● What you need to do:
The count of lines with the string "icon" in the material is all that should be returned.

● Material shown:
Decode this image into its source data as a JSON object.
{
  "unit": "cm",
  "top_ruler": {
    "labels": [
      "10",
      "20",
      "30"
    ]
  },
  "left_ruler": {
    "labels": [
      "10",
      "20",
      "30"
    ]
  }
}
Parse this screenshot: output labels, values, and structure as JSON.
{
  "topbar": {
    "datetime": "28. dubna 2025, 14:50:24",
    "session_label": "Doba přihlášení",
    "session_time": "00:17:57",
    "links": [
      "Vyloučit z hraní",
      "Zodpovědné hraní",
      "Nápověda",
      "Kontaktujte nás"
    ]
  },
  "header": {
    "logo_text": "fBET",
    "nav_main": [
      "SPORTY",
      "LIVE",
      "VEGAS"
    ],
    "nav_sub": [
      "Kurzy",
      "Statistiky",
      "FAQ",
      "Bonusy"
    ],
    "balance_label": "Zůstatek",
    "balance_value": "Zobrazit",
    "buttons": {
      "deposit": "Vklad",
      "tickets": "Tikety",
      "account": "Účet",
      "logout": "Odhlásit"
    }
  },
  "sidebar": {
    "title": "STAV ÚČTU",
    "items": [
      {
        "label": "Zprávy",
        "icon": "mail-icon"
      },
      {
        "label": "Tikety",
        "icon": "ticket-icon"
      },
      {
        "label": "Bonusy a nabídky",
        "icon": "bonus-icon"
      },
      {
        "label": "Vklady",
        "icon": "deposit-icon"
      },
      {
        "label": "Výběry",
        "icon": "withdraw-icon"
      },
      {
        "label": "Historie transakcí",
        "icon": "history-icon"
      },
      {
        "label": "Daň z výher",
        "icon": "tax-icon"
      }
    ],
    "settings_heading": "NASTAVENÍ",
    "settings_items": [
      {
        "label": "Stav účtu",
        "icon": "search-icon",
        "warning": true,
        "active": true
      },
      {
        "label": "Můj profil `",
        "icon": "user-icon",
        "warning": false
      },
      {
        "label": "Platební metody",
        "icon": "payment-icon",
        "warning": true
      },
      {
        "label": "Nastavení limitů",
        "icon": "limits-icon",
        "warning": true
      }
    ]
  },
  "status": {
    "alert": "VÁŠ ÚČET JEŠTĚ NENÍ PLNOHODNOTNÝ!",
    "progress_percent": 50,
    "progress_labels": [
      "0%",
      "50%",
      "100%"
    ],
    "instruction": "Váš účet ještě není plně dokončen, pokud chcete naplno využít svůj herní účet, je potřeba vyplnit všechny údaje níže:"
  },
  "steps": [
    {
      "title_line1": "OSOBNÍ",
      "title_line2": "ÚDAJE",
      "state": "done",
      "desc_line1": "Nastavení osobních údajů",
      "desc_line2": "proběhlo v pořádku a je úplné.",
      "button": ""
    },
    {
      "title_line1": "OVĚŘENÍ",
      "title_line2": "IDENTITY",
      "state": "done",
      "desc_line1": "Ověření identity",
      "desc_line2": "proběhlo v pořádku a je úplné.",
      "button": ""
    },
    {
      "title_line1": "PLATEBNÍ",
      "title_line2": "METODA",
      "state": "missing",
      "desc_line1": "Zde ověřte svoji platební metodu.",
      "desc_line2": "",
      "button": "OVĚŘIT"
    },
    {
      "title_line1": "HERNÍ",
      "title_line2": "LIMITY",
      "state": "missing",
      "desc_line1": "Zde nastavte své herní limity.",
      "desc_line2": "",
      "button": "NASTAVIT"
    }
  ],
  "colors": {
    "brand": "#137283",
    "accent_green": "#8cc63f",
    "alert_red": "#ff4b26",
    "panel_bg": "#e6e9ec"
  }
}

● Output below:
11